BEGIN
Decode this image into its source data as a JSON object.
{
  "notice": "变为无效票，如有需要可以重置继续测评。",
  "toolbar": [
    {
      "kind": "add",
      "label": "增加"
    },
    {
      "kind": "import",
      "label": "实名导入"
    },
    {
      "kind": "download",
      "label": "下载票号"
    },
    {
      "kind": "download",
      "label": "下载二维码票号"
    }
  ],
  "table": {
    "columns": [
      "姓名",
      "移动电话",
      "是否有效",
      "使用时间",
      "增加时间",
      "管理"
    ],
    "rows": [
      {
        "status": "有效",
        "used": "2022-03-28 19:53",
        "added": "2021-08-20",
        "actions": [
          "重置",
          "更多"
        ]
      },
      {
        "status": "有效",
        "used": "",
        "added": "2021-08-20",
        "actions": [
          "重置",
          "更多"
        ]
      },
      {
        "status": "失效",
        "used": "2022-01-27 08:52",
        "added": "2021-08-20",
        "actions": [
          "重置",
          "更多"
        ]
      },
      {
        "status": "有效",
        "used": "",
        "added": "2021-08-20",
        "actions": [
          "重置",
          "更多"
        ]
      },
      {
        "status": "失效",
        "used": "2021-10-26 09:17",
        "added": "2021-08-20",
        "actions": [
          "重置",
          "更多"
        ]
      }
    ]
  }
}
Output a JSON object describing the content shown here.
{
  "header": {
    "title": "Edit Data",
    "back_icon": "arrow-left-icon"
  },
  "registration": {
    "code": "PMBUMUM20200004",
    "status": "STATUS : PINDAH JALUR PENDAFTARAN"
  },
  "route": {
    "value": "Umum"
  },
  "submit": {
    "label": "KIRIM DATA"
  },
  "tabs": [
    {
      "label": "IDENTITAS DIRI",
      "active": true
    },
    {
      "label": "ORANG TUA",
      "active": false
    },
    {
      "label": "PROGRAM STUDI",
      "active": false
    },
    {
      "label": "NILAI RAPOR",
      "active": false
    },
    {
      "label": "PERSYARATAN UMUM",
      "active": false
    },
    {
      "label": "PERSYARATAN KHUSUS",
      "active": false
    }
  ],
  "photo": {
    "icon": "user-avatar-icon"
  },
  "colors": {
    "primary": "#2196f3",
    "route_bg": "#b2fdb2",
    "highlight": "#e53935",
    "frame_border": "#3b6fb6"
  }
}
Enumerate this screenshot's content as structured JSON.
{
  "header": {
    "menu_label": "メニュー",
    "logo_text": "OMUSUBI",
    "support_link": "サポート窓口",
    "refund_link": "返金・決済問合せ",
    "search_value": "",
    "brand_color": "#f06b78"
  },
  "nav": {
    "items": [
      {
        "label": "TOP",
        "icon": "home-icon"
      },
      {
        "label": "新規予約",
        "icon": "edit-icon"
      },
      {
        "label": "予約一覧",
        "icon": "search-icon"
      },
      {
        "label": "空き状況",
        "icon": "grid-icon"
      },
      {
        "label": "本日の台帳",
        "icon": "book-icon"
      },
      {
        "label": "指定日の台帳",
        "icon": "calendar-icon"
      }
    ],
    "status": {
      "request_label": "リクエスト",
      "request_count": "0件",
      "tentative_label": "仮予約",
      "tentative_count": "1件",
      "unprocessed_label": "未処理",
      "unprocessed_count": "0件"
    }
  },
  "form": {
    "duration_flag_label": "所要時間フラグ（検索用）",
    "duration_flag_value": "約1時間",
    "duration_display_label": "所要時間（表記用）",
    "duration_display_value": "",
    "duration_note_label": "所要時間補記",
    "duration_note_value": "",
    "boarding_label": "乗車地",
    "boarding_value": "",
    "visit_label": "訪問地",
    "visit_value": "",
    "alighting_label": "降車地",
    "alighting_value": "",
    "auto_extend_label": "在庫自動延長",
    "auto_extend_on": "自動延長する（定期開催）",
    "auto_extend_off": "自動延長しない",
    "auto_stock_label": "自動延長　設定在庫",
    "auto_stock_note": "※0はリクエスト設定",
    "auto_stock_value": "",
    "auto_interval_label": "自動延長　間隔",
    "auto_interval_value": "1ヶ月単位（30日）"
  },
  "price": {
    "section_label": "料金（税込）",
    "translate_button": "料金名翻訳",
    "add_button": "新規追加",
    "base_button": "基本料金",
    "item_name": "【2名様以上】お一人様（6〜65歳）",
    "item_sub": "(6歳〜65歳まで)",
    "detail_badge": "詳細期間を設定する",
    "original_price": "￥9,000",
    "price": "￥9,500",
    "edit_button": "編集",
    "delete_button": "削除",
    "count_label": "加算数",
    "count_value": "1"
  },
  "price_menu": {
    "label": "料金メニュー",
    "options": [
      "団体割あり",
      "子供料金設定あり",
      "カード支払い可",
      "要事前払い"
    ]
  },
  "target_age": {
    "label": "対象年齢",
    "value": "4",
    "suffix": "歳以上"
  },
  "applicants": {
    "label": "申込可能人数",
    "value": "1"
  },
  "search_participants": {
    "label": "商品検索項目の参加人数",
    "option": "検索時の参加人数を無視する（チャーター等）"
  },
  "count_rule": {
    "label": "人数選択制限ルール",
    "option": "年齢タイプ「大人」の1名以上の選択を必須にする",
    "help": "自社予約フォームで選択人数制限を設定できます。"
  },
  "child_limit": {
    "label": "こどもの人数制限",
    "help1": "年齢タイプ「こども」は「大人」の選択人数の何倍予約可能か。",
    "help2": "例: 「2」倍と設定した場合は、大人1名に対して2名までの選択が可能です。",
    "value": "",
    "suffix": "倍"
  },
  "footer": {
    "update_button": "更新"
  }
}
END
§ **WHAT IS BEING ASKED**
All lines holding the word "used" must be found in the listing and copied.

§ **SOLUTION TO THIS TASK**
        "used": "2022-03-28 19:53",
        "used": "",
        "used": "2022-01-27 08:52",
        "used": "",
        "used": "2021-10-26 09:17",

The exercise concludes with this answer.